* [What is expected]: From the entries below, please gather each line containing the string "likes".

═════ Task inputs

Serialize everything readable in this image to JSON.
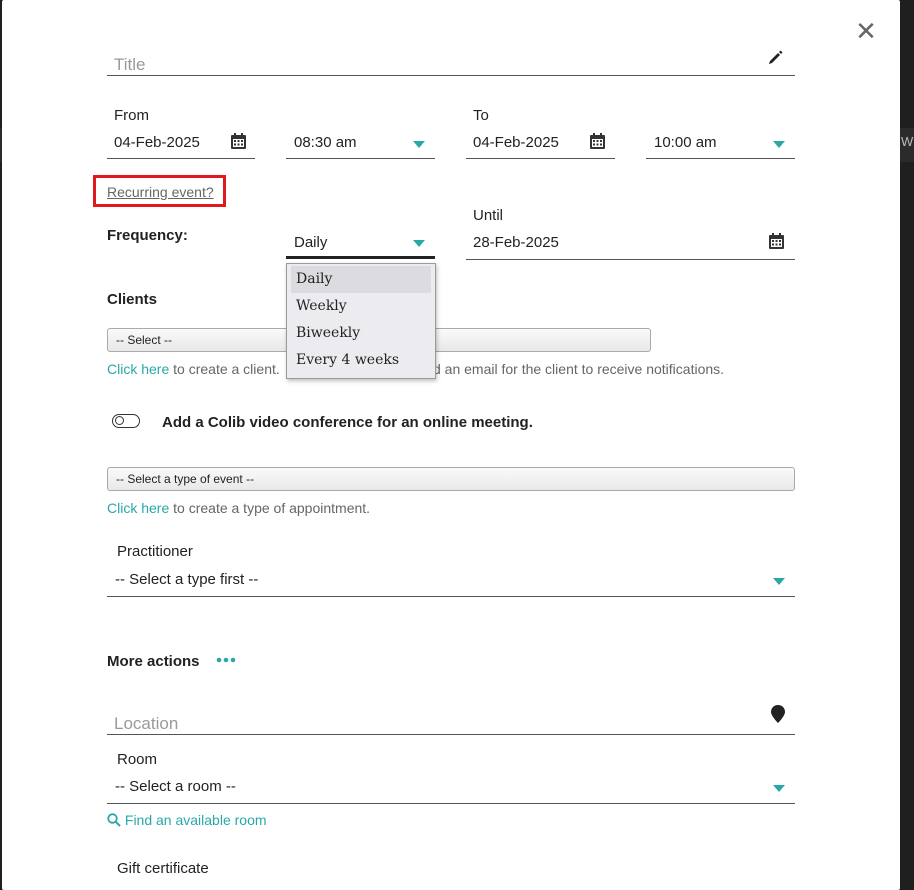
{
  "form": {
    "title_placeholder": "Title",
    "from_label": "From",
    "from_date": "04-Feb-2025",
    "from_time": "08:30 am",
    "to_label": "To",
    "to_date": "04-Feb-2025",
    "to_time": "10:00 am",
    "recurring_link": "Recurring event?",
    "frequency_label": "Frequency:",
    "frequency_value": "Daily",
    "frequency_options": [
      "Daily",
      "Weekly",
      "Biweekly",
      "Every 4 weeks"
    ],
    "until_label": "Until",
    "until_date": "28-Feb-2025",
    "clients_label": "Clients",
    "clients_select": "-- Select --",
    "client_hint_link": "Click here",
    "client_hint_text_a": "to create a client.",
    "client_hint_text_b": "d an email for the client to receive notifications.",
    "video_label": "Add a Colib video conference for an online meeting.",
    "event_type_select": "-- Select a type of event --",
    "type_hint_link": "Click here",
    "type_hint_text": "to create a type of appointment.",
    "practitioner_label": "Practitioner",
    "practitioner_value": "-- Select a type first --",
    "more_actions_label": "More actions",
    "location_placeholder": "Location",
    "room_label": "Room",
    "room_value": "-- Select a room --",
    "find_room_link": "Find an available room",
    "gift_label": "Gift certificate"
  },
  "icons": {
    "close": "close-icon",
    "pencil": "pencil-icon",
    "calendar": "calendar-icon",
    "pin": "map-pin-icon",
    "search": "search-icon",
    "dots": "more-dots-icon"
  },
  "colors": {
    "accent": "#2aa8a8",
    "highlight_box": "#e0191f"
  }
}
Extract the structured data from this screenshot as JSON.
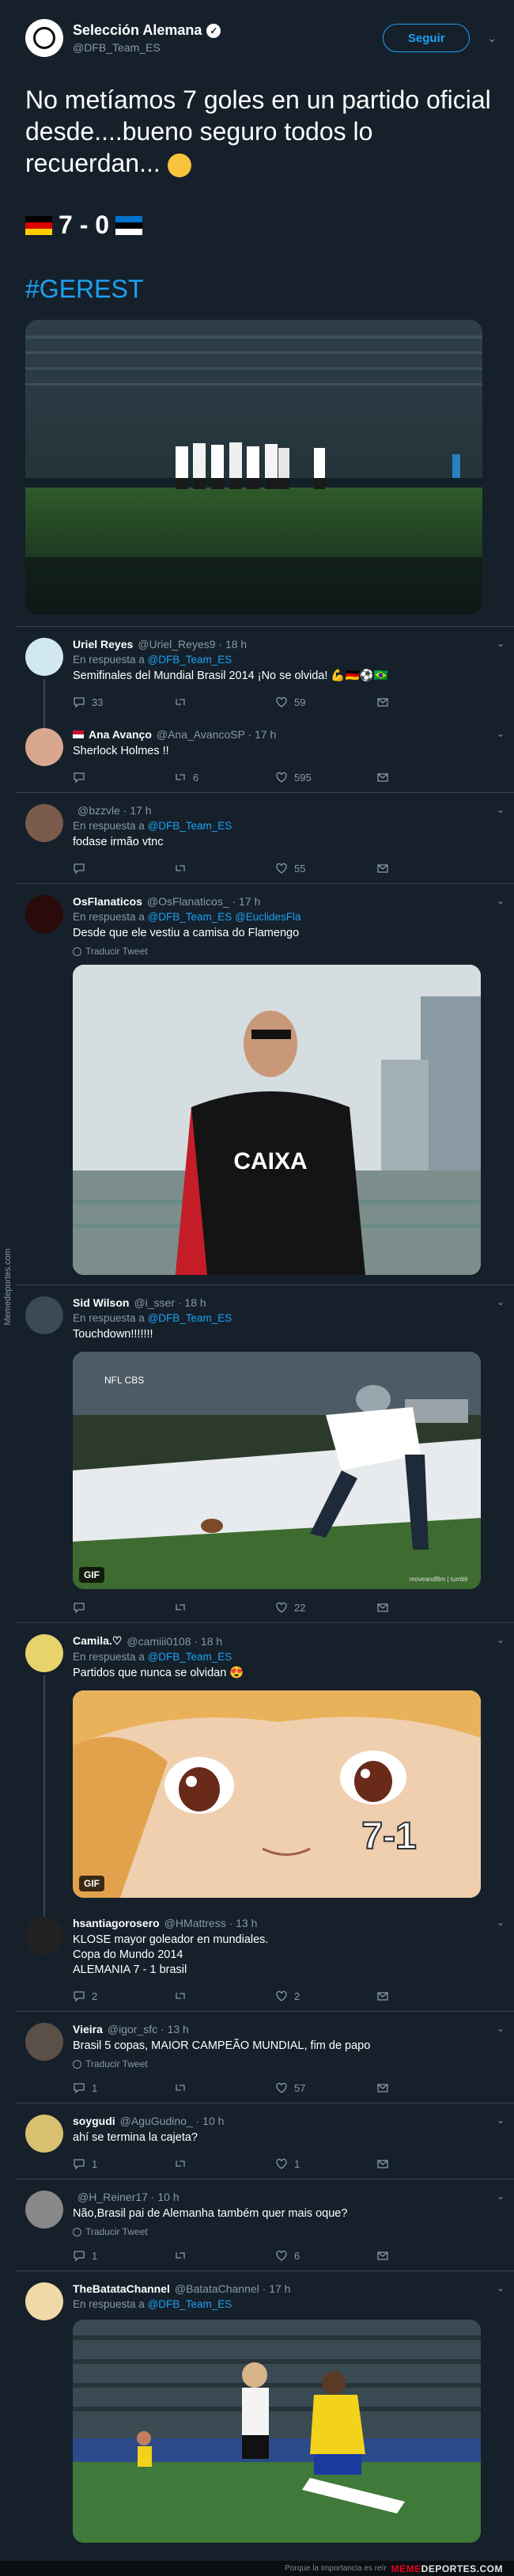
{
  "watermark": {
    "side": "Memedeportes.com",
    "footer_small": "Porque la importancia es reír",
    "footer_brand_a": "MEME",
    "footer_brand_b": "DEPORTES.COM"
  },
  "main_tweet": {
    "name": "Selección Alemana",
    "handle": "@DFB_Team_ES",
    "follow_label": "Seguir",
    "text": "No metíamos 7 goles en un partido oficial desde....bueno seguro todos lo recuerdan...",
    "score": "7 - 0",
    "hashtag": "#GEREST",
    "image_alt": "team-celebration-photo"
  },
  "replies": [
    {
      "name": "Uriel Reyes",
      "meta": "@Uriel_Reyes9 · 18 h",
      "in_reply_label": "En respuesta a ",
      "in_reply_to": "@DFB_Team_ES",
      "text": "Semifinales del Mundial Brasil 2014 ¡No se olvida! 💪🇩🇪⚽🇧🇷",
      "replies": "33",
      "retweets": "",
      "likes": "59",
      "avatar_color": "#d1e8ef"
    },
    {
      "name": "Ana Avanço",
      "meta": "@Ana_AvancoSP · 17 h",
      "text": "Sherlock Holmes !!",
      "replies": "",
      "retweets": "6",
      "likes": "595",
      "avatar_color": "#d9a68f"
    },
    {
      "name": "",
      "meta": "@bzzvle · 17 h",
      "in_reply_label": "En respuesta a ",
      "in_reply_to": "@DFB_Team_ES",
      "text": "fodase irmão vtnc",
      "replies": "",
      "retweets": "",
      "likes": "55",
      "avatar_color": "#7a5a4a"
    },
    {
      "name": "OsFlanaticos",
      "meta": "@OsFlanaticos_ · 17 h",
      "in_reply_label": "En respuesta a ",
      "in_reply_to": "@DFB_Team_ES @EuclidesFla",
      "text": "Desde que ele vestiu a camisa do Flamengo",
      "translate": "Traducir Tweet",
      "jersey_text": "CAIXA",
      "avatar_color": "#2a0a0a"
    },
    {
      "name": "Sid Wilson",
      "meta": "@i_sser · 18 h",
      "in_reply_label": "En respuesta a ",
      "in_reply_to": "@DFB_Team_ES",
      "text": "Touchdown!!!!!!!",
      "gif": "GIF",
      "gif_logo": "NFL CBS",
      "gif_credit": "moveandfilm | tumblr",
      "replies": "",
      "retweets": "",
      "likes": "22",
      "avatar_color": "#3b4b55"
    },
    {
      "name": "Camila.♡",
      "meta": "@camiii0108 · 18 h",
      "in_reply_label": "En respuesta a ",
      "in_reply_to": "@DFB_Team_ES",
      "text": "Partidos que nunca se olvidan 😍",
      "gif": "GIF",
      "gif_caption": "7-1",
      "avatar_color": "#e7d36a"
    },
    {
      "name": "hsantiagorosero",
      "meta": "@HMattress · 13 h",
      "text": "KLOSE mayor goleador en mundiales.\nCopa do Mundo 2014\nALEMANIA 7 - 1 brasil",
      "replies": "2",
      "retweets": "",
      "likes": "2",
      "avatar_color": "#222"
    },
    {
      "name": "Vieira",
      "meta": "@igor_sfc · 13 h",
      "text": "Brasil 5 copas, MAIOR CAMPEÃO MUNDIAL, fim de papo",
      "translate": "Traducir Tweet",
      "replies": "1",
      "retweets": "",
      "likes": "57",
      "avatar_color": "#5b5048"
    },
    {
      "name": "soygudi",
      "meta": "@AguGudino_ · 10 h",
      "text": "ahí se termina la cajeta?",
      "replies": "1",
      "retweets": "",
      "likes": "1",
      "avatar_color": "#d8c070"
    },
    {
      "name": "",
      "meta": "@H_Reiner17 · 10 h",
      "text": "Não,Brasil pai de Alemanha também quer mais oque?",
      "translate": "Traducir Tweet",
      "replies": "1",
      "retweets": "",
      "likes": "6",
      "avatar_color": "#888"
    },
    {
      "name": "TheBatataChannel",
      "meta": "@BatataChannel · 17 h",
      "in_reply_label": "En respuesta a ",
      "in_reply_to": "@DFB_Team_ES",
      "avatar_color": "#f0d9a8"
    }
  ]
}
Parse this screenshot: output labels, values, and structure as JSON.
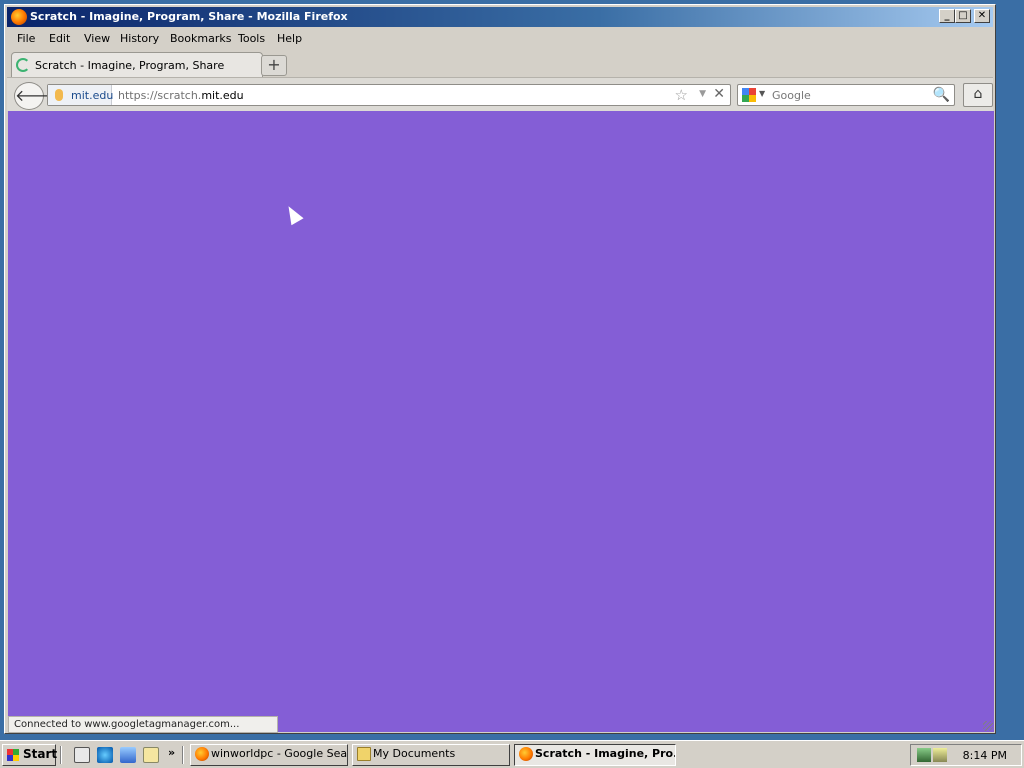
{
  "window": {
    "title": "Scratch - Imagine, Program, Share - Mozilla Firefox",
    "controls": {
      "minimize": "_",
      "maximize": "□",
      "close": "✕"
    }
  },
  "menubar": {
    "items": [
      {
        "label": "File",
        "access_key": "F"
      },
      {
        "label": "Edit",
        "access_key": "E"
      },
      {
        "label": "View",
        "access_key": "V"
      },
      {
        "label": "History",
        "access_key": "H"
      },
      {
        "label": "Bookmarks",
        "access_key": "B"
      },
      {
        "label": "Tools",
        "access_key": "T"
      },
      {
        "label": "Help",
        "access_key": "H"
      }
    ]
  },
  "tabs": {
    "active": {
      "label": "Scratch - Imagine, Program, Share",
      "icon": "loading-spinner-icon"
    },
    "new_tab_label": "+"
  },
  "navbar": {
    "back_glyph": "🡐",
    "identity_label": "mit.edu",
    "url_prefix": "https://scratch.",
    "url_host": "mit.edu",
    "star_glyph": "☆",
    "dropdown_glyph": "▼",
    "stop_glyph": "✕",
    "search_placeholder": "Google",
    "search_drop_glyph": "▼",
    "search_glyph": "🔍",
    "home_glyph": "⌂"
  },
  "content": {
    "background_color": "#845ed6"
  },
  "statusbar": {
    "text": "Connected to www.googletagmanager.com..."
  },
  "taskbar": {
    "start_label": "Start",
    "quicklaunch_more": "»",
    "tasks": [
      {
        "label": "winworldpc - Google Sear...",
        "icon": "firefox-icon",
        "active": false
      },
      {
        "label": "My Documents",
        "icon": "folder-icon",
        "active": false
      },
      {
        "label": "Scratch - Imagine, Pro...",
        "icon": "firefox-icon",
        "active": true
      }
    ],
    "clock": "8:14 PM"
  },
  "colors": {
    "title_gradient_start": "#0a246a",
    "title_gradient_end": "#a6caf0",
    "chrome": "#d4d0c8",
    "content_purple": "#845ed6",
    "desktop": "#3a6ea5"
  }
}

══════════

* [Result for this task]:
      "likes": "59",
      "likes": "595",
      "likes": "55",
      "likes": "22",
      "likes": "2",
      "likes": "57",
      "likes": "1",
      "likes": "6",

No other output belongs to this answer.